***** Data records *****

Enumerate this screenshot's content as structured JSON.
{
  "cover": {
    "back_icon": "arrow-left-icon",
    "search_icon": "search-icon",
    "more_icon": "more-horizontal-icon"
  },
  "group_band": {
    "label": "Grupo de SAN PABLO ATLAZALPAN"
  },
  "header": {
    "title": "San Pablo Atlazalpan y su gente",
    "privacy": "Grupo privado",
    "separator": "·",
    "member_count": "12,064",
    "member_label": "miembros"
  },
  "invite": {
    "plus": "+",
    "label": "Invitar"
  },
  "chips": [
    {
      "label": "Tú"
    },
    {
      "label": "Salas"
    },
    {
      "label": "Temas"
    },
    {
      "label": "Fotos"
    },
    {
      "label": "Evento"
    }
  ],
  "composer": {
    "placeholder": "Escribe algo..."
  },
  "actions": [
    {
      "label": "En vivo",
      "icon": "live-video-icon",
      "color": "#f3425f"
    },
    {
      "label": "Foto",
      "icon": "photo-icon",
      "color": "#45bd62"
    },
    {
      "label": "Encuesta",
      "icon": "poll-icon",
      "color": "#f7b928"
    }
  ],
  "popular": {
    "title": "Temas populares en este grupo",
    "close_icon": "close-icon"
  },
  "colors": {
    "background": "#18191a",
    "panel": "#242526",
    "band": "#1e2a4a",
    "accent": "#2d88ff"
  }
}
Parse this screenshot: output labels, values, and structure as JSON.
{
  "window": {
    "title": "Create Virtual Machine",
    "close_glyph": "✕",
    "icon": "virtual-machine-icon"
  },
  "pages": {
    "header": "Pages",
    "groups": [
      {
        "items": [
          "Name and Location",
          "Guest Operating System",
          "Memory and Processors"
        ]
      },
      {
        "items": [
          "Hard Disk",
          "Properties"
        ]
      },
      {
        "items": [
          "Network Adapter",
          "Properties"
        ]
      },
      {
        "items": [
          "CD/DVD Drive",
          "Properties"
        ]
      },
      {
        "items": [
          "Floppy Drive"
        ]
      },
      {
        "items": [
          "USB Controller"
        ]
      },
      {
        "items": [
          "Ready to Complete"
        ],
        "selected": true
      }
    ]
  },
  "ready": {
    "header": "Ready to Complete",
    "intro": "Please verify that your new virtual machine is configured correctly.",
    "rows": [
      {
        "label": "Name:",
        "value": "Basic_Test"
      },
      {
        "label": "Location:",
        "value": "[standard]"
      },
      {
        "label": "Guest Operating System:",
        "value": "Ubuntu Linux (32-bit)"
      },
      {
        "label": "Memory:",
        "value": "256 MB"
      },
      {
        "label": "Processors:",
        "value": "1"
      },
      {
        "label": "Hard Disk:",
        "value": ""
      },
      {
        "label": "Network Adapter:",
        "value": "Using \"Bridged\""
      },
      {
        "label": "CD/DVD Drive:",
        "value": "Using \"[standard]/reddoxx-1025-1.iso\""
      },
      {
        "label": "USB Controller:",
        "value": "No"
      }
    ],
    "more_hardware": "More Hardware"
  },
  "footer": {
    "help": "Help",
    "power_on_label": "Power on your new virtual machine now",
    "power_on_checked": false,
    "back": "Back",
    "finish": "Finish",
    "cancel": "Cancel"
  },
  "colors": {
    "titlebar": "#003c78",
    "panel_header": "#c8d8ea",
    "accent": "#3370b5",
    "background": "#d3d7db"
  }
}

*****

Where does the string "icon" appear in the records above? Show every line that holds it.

    "back_icon": "arrow-left-icon",
    "search_icon": "search-icon",
    "more_icon": "more-horizontal-icon"
      "icon": "live-video-icon",
      "icon": "photo-icon",
      "icon": "poll-icon",
    "close_icon": "close-icon"
    "icon": "virtual-machine-icon"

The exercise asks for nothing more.